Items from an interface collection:
Start of Block
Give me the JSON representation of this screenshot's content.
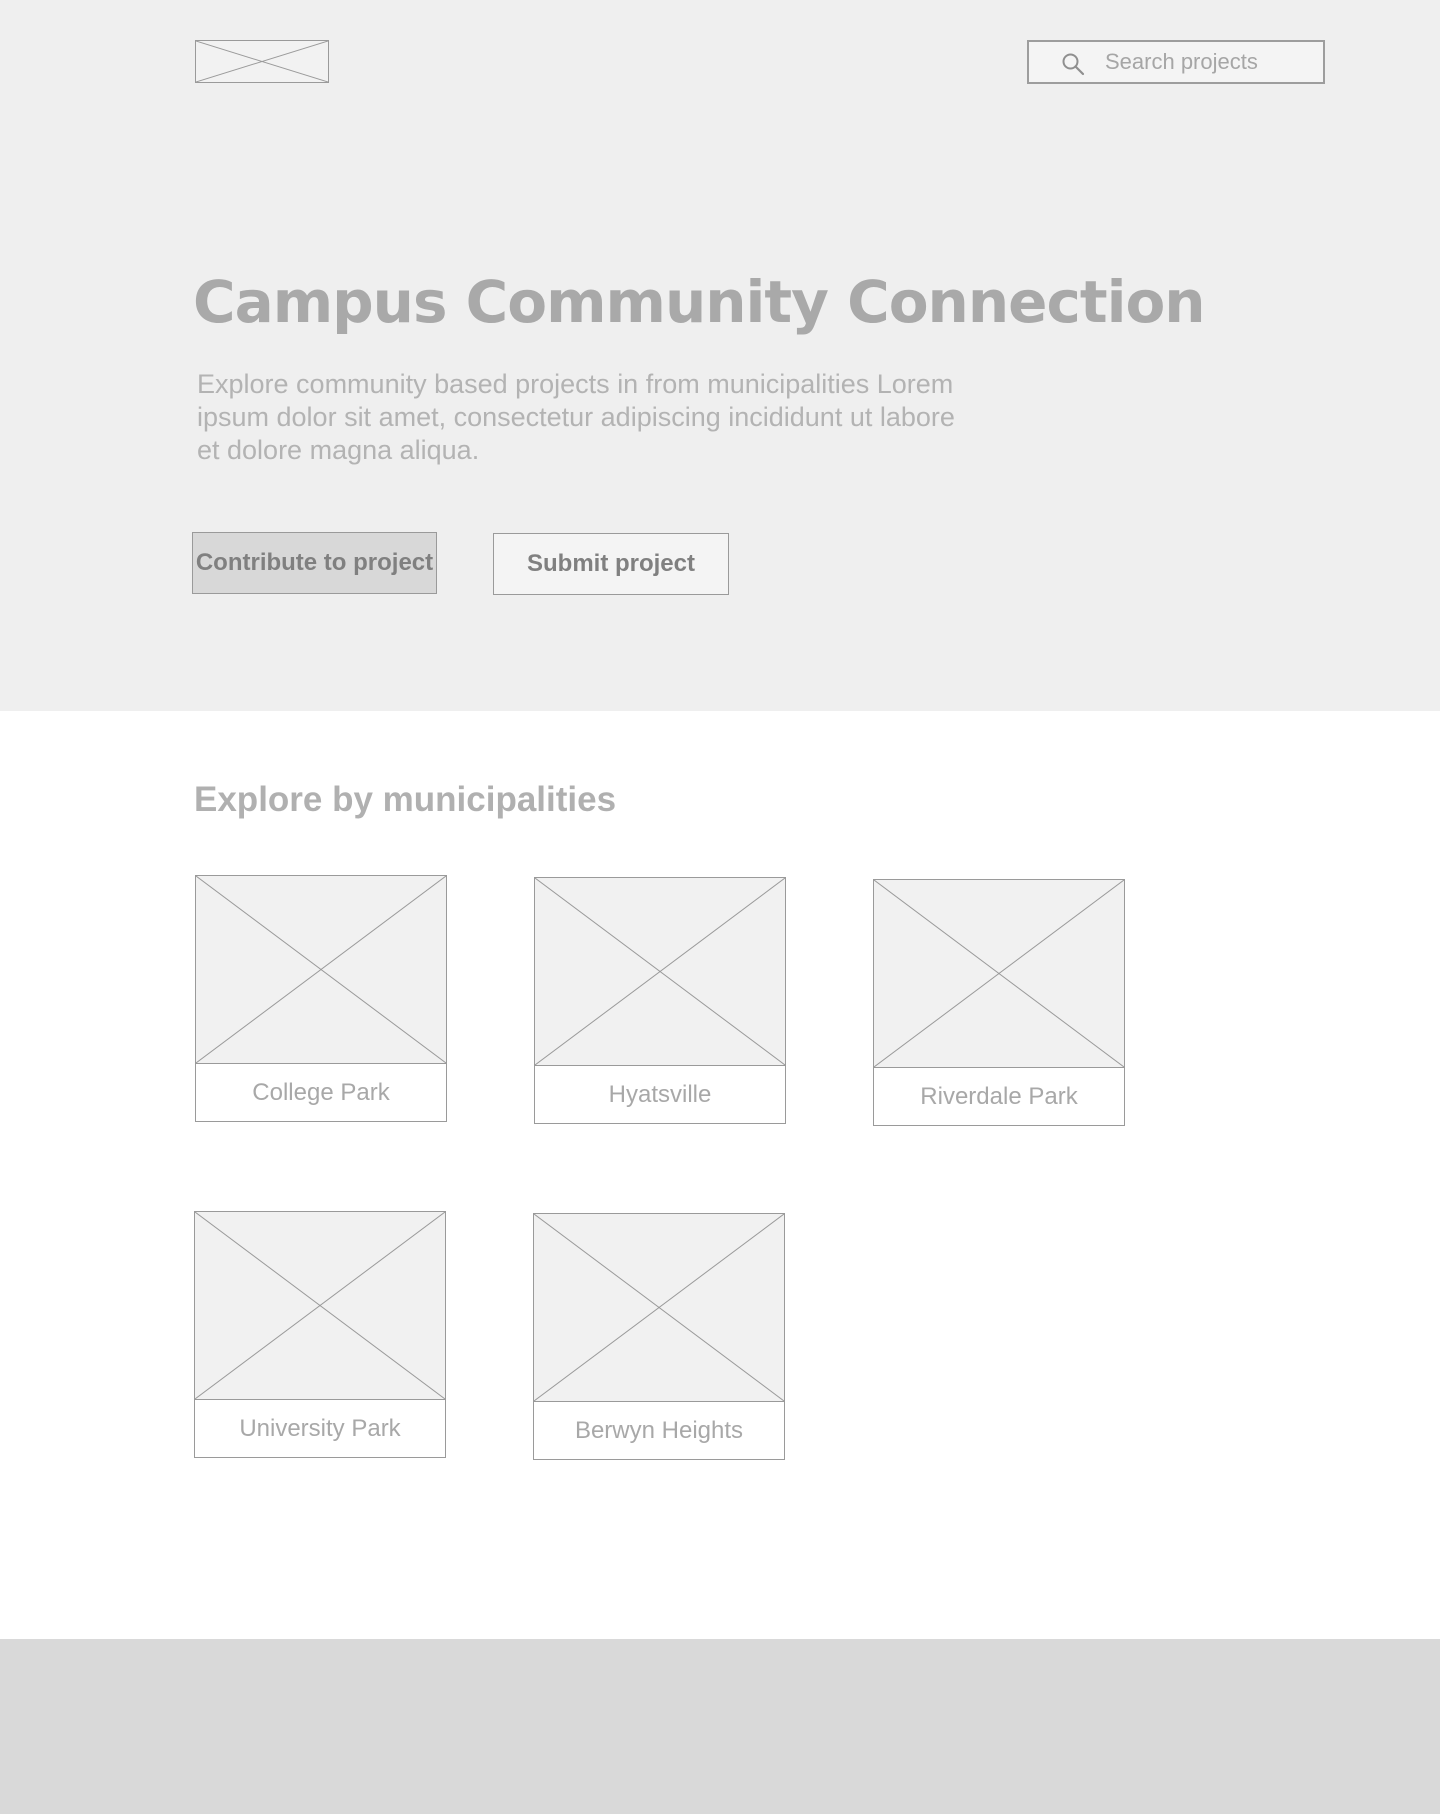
{
  "header": {
    "logo_icon": "image-placeholder-icon",
    "search": {
      "icon": "search-icon",
      "placeholder": "Search projects",
      "value": ""
    }
  },
  "hero": {
    "title": "Campus Community Connection",
    "subtitle": "Explore community based projects in from municipalities Lorem ipsum dolor sit amet, consectetur adipiscing incididunt ut labore et dolore magna aliqua.",
    "primary_button": "Contribute to project",
    "secondary_button": "Submit project"
  },
  "municipalities": {
    "title": "Explore by municipalities",
    "items": [
      {
        "label": "College Park"
      },
      {
        "label": "Hyatsville"
      },
      {
        "label": "Riverdale Park"
      },
      {
        "label": "University Park"
      },
      {
        "label": "Berwyn Heights"
      }
    ]
  },
  "colors": {
    "hero_background": "#efefef",
    "footer_background": "#d9d9d9",
    "primary_button_background": "#d8d8d8",
    "text_gray": "#a9a9a9"
  }
}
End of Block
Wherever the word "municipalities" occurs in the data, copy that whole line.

YOUR SOLUTION:
    "subtitle": "Explore community based projects in from municipalities Lorem ipsum dolor sit amet, consectetur adipiscing incididunt ut labore et dolore magna aliqua.",
  "municipalities": {
    "title": "Explore by municipalities",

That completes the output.